But while we, then, warn the reader not to expect that the bards of the land whence our great poet drew his warmest inspirations must necessarily possess similar powers of genius, or even a kindred turn of thought, we freely admit that, to a certain degree, the tones of inspiration must be the same. The intensity of atmospheric heat in tropical climates, while it produces a lassitude of body that communicates itself freely to the spirit, till existence becomes a weight, and the mind a mere interval; while it thus sublimates the intellect into an abstraction, it also rarefies similarly the material powers, and sublimes sense into sentiment. Feelings, therefore, are, from physical not less than moral causes, divested of that robe which refinement spreads over the lower and less noble outlines of the human frame; and for which, in the intercourse of more polished life, the caution of the Turk has substituted a thick veil of imperturbability, and the art of the Persian a more showy tissue of falsehood. When not led astray by imitation of the literary models of the latter nation, the tone of Turkish poetry is, as we have already stated, earnest and warm; but it is certainly deficient in that highest attribute of genius, the judgment that concentrates, while it checks, the efforts of imagination for its noblest aims. This deficiency is least apparent in the nations most open to foreign intercourse; for the light of intellect, like that of the system, is but an intimate commixture of diversified and multitudinous rays, and we may exemplify the case with two neighbouring nations. The early refinement of France procured for her soil and literature an early influx—of foreign intercourse, indeed, but it was the intercourse of admiration the tribute of barbarism to refinement. A contrary effect attended the isolation of Germany, delighted so long with her own nationality; and the result abroad was apathy or depreciation. These were the two extremes of the case of nations. The error of excess rendered France severe even to classical affectation; more Grecian than Greece herself, and satisfied to lose a portion of her natural light rather than suffer the detection of spots upon the surface. The absence of foreign intercourse has affected Germany reversely; the shades of her disc were protruded, as affording light of themselves, till common vision ached with the contrast, and her nationality became peculiarity, irregular even to madness.

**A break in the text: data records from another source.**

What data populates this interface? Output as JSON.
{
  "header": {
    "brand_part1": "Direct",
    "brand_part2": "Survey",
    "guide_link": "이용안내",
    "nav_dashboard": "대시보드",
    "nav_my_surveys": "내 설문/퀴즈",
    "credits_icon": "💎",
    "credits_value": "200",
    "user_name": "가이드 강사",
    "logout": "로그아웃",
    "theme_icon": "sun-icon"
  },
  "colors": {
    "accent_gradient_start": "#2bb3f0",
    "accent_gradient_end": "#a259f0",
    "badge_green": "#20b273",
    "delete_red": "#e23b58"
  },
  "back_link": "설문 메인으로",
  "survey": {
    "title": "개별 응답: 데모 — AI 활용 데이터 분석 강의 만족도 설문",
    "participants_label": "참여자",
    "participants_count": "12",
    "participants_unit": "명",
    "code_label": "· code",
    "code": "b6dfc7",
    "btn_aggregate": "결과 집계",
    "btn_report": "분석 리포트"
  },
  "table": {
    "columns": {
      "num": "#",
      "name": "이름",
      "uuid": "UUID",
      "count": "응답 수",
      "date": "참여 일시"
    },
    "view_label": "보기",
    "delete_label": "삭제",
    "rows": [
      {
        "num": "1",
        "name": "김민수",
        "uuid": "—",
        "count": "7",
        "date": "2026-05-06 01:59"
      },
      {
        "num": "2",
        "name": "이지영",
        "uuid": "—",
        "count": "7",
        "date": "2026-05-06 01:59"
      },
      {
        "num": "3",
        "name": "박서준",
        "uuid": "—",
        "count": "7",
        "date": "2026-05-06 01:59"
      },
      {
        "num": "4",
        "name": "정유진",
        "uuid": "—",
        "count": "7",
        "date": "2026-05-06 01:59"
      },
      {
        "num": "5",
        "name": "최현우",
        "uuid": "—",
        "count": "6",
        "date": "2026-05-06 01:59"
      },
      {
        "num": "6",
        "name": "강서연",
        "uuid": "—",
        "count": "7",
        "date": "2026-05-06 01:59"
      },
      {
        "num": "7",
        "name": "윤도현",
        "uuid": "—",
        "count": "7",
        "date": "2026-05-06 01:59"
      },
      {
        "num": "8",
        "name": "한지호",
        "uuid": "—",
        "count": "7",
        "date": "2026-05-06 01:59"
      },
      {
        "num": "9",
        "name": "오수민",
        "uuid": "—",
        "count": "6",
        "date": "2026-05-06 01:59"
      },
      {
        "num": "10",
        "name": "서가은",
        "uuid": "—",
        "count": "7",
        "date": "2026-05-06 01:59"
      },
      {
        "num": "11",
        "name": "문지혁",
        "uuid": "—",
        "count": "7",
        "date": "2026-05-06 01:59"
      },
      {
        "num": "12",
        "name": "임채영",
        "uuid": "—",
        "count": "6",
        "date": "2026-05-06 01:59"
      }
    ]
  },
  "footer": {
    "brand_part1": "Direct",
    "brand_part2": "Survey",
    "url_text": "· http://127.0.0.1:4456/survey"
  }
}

The rising importance of Turkey to Eastern Europe has excited so great a degree of interest towards that country, and removed so much of the indifference that previously existed as to its political and social condition, that some account of one, and this the most influential portion of her literature, may not be unacceptable to readers at large. The little that has been known, in England at least, on this subject, has been so imperfect in itself, and so blended with our notions of other eastern states, as to leave any thing rather than a distinct impression of Turkish attainments in poetry.
Before proceeding to offer to our readers some slight specimens of the most distinguished amongst Turkish poets from the volume before us, it may not be amiss to cast a previous glance at the early history of their literature in this department. Amongst barbarous nations, the first and strongest emotions are rapidly reduced to song!; and the earliest poetry or national songs of the Tatar tribes were the relics of their earliest history; nor in